The videos and animations shown at many Ohio State sporting events are integral to the fan experience. They help coordinate cheers, provide entertainment and increase fans’ excitement. However, not many fans realize the amount of preparation, expertise and work that goes into making sure the event runs smoothly, said industrial and systems engineering (ISE) major Ryan Lawler.

Lawler is a videoboard graphics operator for Ohio State Athletics. Although his academic background is unique among his student co-workers, he said his passion for “the hybridization of engineering and business,” along with hospitality and entertainment, has helped him be successful in the role.

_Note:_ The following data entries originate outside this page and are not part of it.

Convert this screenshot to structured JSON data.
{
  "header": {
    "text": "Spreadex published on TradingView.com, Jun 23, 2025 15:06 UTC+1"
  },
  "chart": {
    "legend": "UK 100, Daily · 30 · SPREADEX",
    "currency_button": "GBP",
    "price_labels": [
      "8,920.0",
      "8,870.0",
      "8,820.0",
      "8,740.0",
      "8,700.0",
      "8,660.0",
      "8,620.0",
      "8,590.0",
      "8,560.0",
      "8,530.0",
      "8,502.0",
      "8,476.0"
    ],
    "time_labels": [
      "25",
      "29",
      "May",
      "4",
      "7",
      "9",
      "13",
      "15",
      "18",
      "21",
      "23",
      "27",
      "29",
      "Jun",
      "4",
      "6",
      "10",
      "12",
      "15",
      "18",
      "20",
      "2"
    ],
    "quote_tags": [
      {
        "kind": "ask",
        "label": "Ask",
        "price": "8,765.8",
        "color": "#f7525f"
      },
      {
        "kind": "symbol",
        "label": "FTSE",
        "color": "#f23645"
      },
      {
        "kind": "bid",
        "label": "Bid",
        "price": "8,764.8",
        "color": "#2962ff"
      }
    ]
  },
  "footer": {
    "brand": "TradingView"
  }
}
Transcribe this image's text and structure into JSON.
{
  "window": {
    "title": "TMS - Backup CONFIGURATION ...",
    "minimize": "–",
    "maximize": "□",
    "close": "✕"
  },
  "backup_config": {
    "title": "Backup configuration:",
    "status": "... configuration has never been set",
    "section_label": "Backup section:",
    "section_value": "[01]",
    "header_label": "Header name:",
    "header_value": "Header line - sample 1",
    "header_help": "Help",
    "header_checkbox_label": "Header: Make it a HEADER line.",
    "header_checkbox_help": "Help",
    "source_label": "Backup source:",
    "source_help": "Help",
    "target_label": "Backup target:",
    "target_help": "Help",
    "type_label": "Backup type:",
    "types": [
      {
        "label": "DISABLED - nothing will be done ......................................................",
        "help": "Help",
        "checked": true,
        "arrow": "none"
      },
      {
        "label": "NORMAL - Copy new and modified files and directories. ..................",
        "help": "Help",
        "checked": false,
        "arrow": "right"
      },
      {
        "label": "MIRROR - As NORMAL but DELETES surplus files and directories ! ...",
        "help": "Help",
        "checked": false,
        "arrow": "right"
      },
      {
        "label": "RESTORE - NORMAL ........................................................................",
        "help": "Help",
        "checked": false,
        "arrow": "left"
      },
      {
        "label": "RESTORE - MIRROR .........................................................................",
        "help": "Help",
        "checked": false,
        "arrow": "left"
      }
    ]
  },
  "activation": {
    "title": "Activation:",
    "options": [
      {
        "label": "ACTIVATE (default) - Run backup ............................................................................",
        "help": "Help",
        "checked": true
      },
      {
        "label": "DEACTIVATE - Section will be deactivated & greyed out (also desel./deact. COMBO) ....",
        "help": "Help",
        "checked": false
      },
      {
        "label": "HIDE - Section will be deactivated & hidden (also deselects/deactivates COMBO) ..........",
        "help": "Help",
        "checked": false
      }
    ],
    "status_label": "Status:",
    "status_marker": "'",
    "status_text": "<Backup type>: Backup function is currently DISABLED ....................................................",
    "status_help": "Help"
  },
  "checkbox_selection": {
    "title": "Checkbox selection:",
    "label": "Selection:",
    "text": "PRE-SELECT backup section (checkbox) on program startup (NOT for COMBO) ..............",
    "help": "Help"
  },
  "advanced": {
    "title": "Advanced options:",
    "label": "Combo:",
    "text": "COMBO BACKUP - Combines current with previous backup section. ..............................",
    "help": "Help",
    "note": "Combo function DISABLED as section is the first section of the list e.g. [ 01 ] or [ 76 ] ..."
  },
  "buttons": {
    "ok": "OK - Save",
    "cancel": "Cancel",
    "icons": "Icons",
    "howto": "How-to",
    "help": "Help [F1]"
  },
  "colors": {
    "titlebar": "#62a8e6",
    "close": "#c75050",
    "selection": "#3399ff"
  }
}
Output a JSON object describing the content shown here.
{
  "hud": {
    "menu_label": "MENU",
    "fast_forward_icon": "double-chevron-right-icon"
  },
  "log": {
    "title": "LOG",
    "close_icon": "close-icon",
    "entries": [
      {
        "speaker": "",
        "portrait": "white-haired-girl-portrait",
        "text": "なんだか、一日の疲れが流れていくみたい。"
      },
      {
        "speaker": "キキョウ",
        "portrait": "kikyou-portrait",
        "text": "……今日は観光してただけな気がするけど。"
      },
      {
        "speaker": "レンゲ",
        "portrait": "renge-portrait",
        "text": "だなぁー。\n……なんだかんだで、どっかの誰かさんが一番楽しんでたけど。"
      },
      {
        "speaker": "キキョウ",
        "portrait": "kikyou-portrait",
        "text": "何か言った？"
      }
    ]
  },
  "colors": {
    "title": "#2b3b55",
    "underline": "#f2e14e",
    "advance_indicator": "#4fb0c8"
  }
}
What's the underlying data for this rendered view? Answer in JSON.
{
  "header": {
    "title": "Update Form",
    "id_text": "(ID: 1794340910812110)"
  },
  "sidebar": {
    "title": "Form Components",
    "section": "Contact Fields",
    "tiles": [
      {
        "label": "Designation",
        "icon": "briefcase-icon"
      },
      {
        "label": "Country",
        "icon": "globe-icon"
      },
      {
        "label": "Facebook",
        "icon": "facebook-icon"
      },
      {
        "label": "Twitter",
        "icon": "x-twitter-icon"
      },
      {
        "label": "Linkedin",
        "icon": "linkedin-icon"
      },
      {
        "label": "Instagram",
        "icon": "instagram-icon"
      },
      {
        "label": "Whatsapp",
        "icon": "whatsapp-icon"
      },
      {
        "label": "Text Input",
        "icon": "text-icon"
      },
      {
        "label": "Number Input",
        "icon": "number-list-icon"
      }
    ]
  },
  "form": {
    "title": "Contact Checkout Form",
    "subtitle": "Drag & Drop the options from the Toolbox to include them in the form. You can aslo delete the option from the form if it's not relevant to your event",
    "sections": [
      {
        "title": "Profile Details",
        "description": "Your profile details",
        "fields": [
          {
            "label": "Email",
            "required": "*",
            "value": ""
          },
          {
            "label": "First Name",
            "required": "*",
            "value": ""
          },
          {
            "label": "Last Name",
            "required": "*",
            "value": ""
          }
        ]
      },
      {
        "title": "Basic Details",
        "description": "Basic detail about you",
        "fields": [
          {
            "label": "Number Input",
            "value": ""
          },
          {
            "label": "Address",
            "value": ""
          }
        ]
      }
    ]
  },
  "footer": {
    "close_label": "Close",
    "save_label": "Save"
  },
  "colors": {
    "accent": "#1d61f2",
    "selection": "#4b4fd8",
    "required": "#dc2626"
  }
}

“Although the other students involved have typically been art and technology majors with backgrounds and ambitions in animation, I was able to relate some of my high school Photoshop and video projects, in addition to my passion for the entertainment industry, to help qualify myself as an engineer who could fit the bill,” he said.

Lawler’s interest in engineering began at a young age. He enjoyed drawing rudimentary designs for different machines and building contraptions with K’NEX. Frequent visits to Cedar Point piqued his interest in roller coasters and the work that goes into constructing them.

Although much of his training has been on the job, Lawler said ISE courses like the project management ones he has taken with Professor Jack Slavinski that cover teamwork and management strategies have been useful in his collaborative role.

“My classes with Dr. David Woods and Dr. Mike Rayo focusing on systems thinking have helped me to always keep different fan and stakeholder perspectives in mind, and assisted me in anticipating potential scenarios that may require my response within the scope of an event,” Lawler said.

One of the most important facets of Lawler’s job is collaborating with other teams and sponsors to share their messages while not inundating fans with too much material. Each event has a script that lays out every announcement, sponsorship, media timeout, etc., and making sure the event follows this script is top priority.

“It's very important that we ensure sponsors receive their appropriate airtime,” he said, “but we also have creative license to fill the rest of the event with situational animations pertaining to in-game action.”

One area of improvement Lawler has seen in himself over his more than three years as videoboard operator is dealing with technical issues quickly by using problem-solving skills honed in his engineering courses.

“The job can certainly be stressful at times, particularly given the high visibility of our work, but I could not imagine a more enjoyable on-campus job,” he said.

As for his favorite part of the job, Lawler said that raising the level of excitement for fans, whether it be at the Schottenstein Center or St. John Arena, gets him pumped up as well.

“Helping to create uniquely memorable, high-energy fan experiences is something I’ve very much enjoyed during my last six semesters working with Ohio State Athletics,” he said.

by Zach Konno, College of Engineering student communications assistant

Originally published on the College of Engineering website.

Tags: Student